[Start of section]
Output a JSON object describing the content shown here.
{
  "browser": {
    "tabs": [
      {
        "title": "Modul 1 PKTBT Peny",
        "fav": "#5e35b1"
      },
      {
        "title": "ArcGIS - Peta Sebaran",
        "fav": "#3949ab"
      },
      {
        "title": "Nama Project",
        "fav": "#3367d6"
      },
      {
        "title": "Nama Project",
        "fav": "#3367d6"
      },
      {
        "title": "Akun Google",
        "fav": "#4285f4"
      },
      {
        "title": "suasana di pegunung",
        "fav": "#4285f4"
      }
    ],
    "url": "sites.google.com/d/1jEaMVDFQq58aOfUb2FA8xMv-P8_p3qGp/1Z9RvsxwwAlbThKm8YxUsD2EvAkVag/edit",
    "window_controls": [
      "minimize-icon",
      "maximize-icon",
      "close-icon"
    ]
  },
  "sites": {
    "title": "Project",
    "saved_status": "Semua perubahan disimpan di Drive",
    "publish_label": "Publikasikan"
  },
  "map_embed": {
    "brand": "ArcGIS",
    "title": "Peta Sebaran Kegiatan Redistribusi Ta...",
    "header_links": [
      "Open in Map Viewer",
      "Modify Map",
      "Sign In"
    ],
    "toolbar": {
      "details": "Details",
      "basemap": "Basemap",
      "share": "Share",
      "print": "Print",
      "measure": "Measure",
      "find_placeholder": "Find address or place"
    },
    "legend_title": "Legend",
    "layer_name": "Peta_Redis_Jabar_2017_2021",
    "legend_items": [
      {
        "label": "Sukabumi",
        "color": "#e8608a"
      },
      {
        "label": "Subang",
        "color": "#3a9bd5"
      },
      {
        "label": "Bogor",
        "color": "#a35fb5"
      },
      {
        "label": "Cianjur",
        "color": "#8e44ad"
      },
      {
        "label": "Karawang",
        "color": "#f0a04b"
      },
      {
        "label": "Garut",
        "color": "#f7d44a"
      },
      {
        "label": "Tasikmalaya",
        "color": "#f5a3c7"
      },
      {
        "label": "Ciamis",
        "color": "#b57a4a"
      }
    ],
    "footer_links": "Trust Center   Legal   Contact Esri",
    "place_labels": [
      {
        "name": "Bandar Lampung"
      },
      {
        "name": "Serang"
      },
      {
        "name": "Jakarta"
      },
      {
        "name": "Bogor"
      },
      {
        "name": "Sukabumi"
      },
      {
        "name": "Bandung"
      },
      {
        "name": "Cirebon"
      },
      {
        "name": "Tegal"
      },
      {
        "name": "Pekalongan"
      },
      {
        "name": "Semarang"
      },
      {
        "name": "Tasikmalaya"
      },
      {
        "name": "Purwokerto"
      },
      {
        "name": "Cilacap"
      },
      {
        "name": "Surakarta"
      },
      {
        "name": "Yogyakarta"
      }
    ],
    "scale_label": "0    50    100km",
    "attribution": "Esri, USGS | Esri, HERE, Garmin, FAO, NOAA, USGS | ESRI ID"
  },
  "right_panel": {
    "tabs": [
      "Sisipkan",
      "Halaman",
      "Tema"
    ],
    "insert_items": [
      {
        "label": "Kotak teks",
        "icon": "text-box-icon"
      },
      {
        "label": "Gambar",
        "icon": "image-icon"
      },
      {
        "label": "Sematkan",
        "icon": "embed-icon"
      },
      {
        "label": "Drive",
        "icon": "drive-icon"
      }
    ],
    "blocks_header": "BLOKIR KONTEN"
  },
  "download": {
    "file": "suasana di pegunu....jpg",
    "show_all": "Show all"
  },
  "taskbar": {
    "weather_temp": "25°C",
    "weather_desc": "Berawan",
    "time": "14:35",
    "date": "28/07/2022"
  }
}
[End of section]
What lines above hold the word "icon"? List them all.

      "minimize-icon",
      "maximize-icon",
      "close-icon"
        "icon": "text-box-icon"
        "icon": "image-icon"
        "icon": "embed-icon"
        "icon": "drive-icon"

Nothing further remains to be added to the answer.